**GIVEN DATA**
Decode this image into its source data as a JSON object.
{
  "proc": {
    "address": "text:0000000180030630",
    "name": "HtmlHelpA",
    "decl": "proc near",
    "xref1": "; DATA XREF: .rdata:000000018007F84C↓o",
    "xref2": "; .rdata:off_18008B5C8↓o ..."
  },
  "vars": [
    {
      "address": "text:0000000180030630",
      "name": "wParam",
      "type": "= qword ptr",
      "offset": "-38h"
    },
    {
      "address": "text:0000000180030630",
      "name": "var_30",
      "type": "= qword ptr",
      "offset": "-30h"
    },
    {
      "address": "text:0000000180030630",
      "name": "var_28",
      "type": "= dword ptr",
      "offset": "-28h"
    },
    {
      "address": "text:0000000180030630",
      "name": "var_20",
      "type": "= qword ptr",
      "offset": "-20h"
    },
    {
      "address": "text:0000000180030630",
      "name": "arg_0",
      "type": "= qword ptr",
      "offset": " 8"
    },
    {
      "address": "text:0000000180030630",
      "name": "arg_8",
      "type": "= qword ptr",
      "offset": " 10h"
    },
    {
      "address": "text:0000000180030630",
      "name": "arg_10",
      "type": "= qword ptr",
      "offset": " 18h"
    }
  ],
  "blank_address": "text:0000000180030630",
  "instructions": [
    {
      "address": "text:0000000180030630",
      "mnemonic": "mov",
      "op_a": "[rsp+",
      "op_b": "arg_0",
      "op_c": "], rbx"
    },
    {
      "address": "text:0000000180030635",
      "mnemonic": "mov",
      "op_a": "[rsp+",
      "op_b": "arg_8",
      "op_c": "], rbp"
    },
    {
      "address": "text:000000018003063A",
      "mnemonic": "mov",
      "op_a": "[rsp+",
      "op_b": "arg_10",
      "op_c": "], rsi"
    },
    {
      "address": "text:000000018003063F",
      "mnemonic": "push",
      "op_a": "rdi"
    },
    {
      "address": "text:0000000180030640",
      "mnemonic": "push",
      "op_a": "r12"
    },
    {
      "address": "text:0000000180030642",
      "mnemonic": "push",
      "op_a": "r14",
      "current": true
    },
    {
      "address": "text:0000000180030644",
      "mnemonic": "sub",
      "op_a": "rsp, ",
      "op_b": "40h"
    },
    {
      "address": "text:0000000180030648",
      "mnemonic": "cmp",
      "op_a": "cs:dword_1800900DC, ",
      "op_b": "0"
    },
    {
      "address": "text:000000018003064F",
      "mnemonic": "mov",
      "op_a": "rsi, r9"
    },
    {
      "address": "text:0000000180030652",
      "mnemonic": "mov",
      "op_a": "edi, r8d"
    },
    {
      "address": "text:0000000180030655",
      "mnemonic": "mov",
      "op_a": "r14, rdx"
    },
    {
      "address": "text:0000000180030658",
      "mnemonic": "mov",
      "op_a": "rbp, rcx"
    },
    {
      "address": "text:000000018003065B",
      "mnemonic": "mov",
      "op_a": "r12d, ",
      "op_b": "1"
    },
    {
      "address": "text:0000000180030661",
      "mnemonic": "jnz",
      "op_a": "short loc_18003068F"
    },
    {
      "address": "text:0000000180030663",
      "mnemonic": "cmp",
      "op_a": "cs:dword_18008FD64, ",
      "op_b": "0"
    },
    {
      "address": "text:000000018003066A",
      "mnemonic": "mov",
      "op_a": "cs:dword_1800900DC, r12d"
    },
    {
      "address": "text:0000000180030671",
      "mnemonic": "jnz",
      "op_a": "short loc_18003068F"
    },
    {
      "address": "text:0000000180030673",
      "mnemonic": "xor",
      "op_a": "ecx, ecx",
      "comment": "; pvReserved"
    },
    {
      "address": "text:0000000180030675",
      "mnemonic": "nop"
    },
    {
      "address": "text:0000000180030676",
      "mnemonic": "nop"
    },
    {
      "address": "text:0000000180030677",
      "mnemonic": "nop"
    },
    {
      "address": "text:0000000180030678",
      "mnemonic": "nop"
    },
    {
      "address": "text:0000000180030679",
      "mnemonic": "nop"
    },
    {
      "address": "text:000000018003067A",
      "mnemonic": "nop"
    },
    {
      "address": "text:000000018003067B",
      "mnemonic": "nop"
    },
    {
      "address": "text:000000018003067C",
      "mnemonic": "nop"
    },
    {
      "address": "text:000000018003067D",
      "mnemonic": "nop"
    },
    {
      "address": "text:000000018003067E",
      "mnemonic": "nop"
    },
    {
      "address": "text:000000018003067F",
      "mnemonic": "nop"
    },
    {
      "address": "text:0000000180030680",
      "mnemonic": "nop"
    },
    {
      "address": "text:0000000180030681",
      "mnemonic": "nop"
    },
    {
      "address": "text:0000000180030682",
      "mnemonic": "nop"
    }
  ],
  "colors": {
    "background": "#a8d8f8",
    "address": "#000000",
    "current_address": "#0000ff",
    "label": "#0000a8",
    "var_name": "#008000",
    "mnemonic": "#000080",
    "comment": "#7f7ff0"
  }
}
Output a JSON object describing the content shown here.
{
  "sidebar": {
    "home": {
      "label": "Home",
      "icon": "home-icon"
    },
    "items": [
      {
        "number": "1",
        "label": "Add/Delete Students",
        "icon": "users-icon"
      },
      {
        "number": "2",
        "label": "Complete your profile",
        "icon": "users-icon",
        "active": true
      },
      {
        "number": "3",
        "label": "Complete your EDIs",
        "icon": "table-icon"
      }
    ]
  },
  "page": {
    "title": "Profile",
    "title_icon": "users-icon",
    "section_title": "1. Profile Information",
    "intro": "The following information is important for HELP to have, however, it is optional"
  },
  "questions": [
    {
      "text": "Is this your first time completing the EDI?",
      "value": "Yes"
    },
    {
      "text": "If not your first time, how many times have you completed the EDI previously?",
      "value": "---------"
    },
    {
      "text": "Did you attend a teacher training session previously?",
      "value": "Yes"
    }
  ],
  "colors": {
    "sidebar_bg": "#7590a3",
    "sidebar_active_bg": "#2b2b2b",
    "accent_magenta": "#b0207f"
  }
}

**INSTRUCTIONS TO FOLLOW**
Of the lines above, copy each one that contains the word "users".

**OUTPUT**
        "icon": "users-icon"
        "icon": "users-icon",
    "title_icon": "users-icon",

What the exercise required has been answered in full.